The main lecture by Rick van Heerden was The Fall of France in 1940 part 1, with part 2 to follow in March. In WW1 the French Army held off the Germans for four years. In 1940, it had a considerable reputation, but was defeated in six weeks. What happened?
The French had paid dearly for victory in WW1. The inter-war period had seen ongoing internal political strife and a succession of governments. It has been argued that the French nation was divided and demoralized in 1940 and that this was the cause of defeat. French and German forces in 1940 were fairly evenly matched and, in some areas, the French had a marked superiority. French military doctrine tended to be conservative, but the German High Command was divided on doctrinal issues.

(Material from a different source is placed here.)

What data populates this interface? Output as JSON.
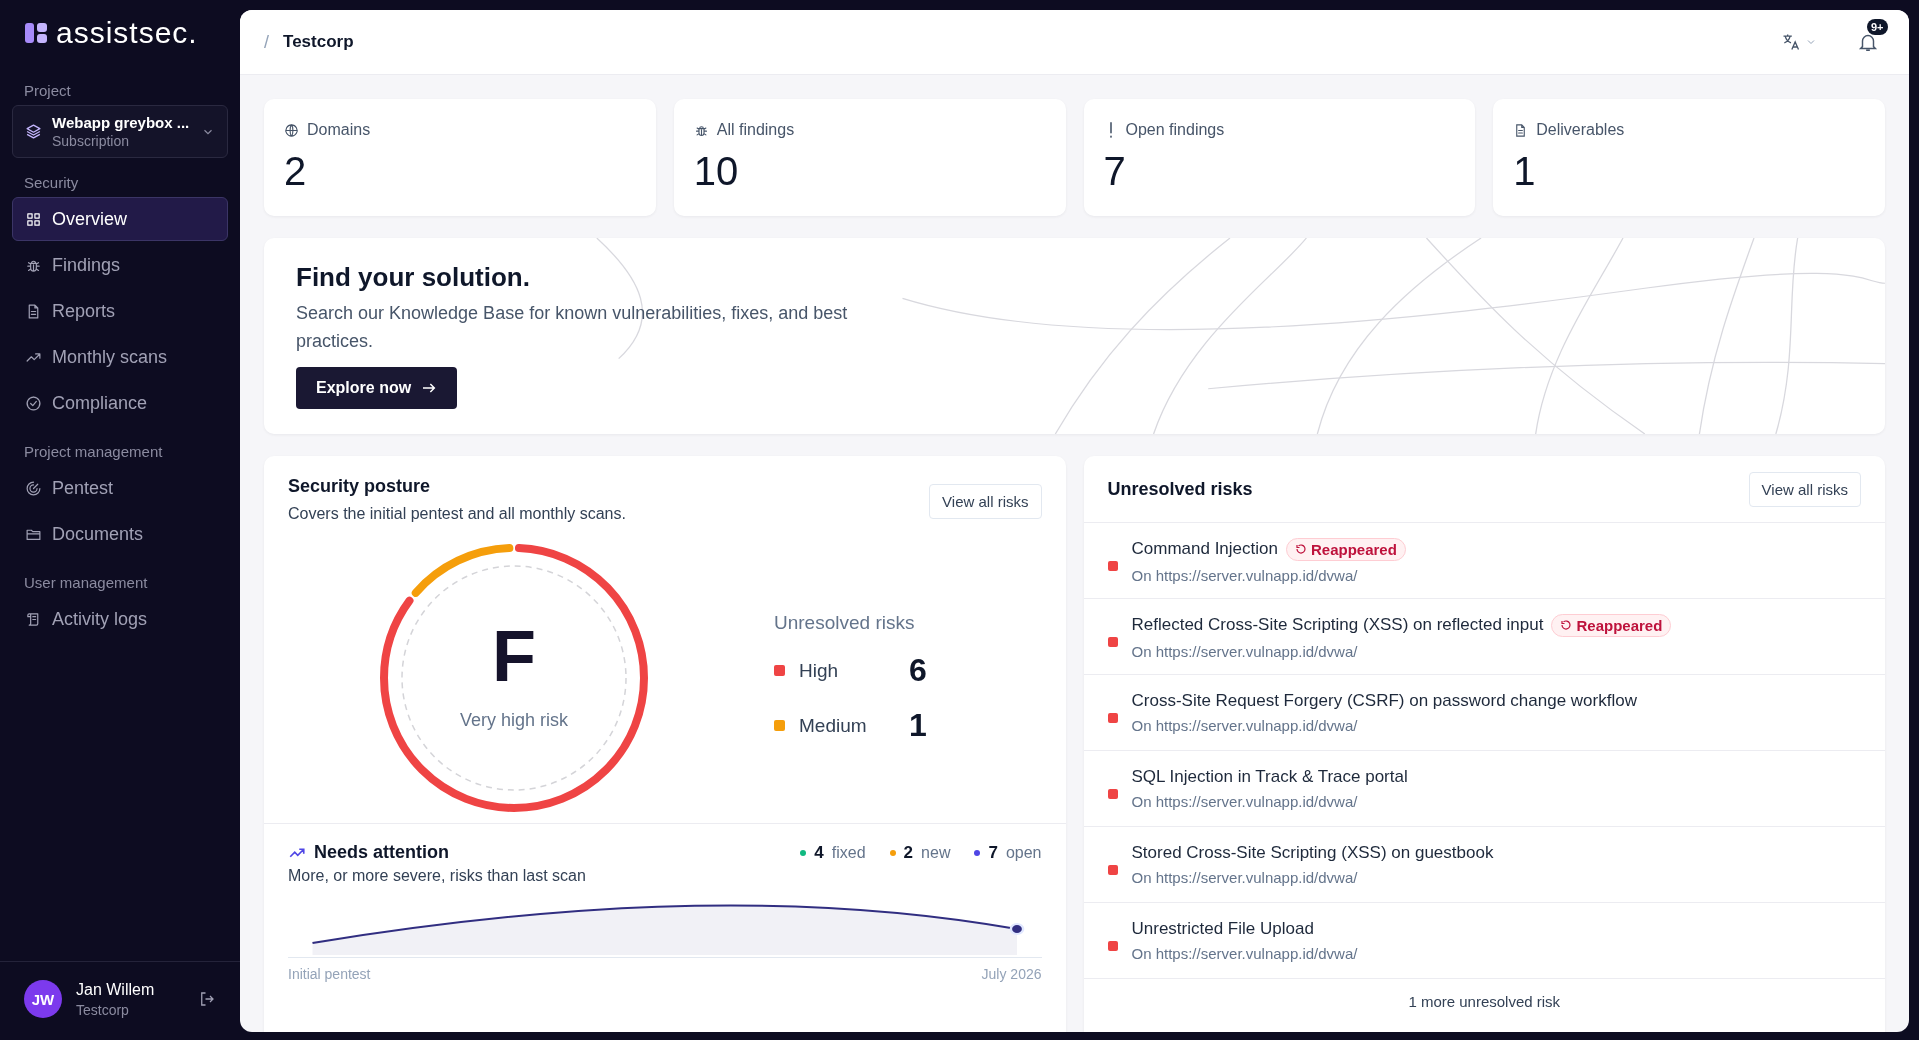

The German plan of attack was initially modest, aiming only to secure the Belgian coast as a springboard for attacks on England. Von Manstein is credited with the idea of a feint into Belgium to draw in the bulk of French and British forces, while the main attack, spearheaded by concentrated German armour, would penetrate through Luxembourg and the Ardennes and advance to the coast to cut off the Allied armies in Belgium.

Although the possibility of a German thrust through the Ardennes had not been discounted, the French Commander-in-Chief, Gamelin, was confident that the attack would come through Belgium, along the lines of the Schlieffen Plan of 1914. Gamelin planned to move into Belgium to occupy a defensive line along the Dyle River and southwards, while his mobile reserve moved to Breda in the north to link up with the Dutch Army, thus establishing a continuous line of defence from the Dutch coast to the Swiss border. Gamelin's motives were political as well as military: he wanted the Belgians and Dutch to feel that they had a stake in a combined effort against the Germans.

In the event, the Dutch were cut off by German airborne units and retired northwards to Rotterdam. The Belgians barely delayed the German advance long enough to allow the French and British time to occupy the Dyle Line. Prioux's 2nd and 3rd French Light Armoured units, deployed in a screening role, encountered Hoepner's 4th and 5th Panzer Divisions at the battles of Hannut and the Gembloux Gap in the first major tank battles of WW2. German tanks, especially the Panzer I's and II's, were under-gunned and under-armoured and their tactics were inconsistent. The French SOMUA tank performed well, but the French tanks lacked radios and the one-man turrets were a problem. Both sides suffered serious losses and, although stopped, the Germans accomplished their mission to tie down the Allied forces in Belgium while penetration was achieved further south at Sedan and Meziéres. Moreover, Gamelin's mobile reserve had been wasted in a futile expedition into Holland and Prioux's armour was no longer in any state to influence the main German thrust further south.

The Chairman's & Treasurer's 2010 reports and nominations received for the 2011 SAMHSEC committee are attached. Other members are encouraged to make themselves available for committee service, particularly in vacant portfolios. SAMHSEC needs new blood on the committee and willing horses should not be flogged to death. A lady (or two or more) on the committee would add charm to what has to date been a entirely male affair.

SAMHSEC's next meeting will be at 1930 on 14 March 2011 at the usual venue. Following the AGM, the main lecture will be The Fall of France in 1940 Part 2 by Rick van Heerden. The World at War episode will be "Alone in Britain May 1940 - June 1941.

Malcolm Kinghorn.
082 331 6223

South African Military History Society /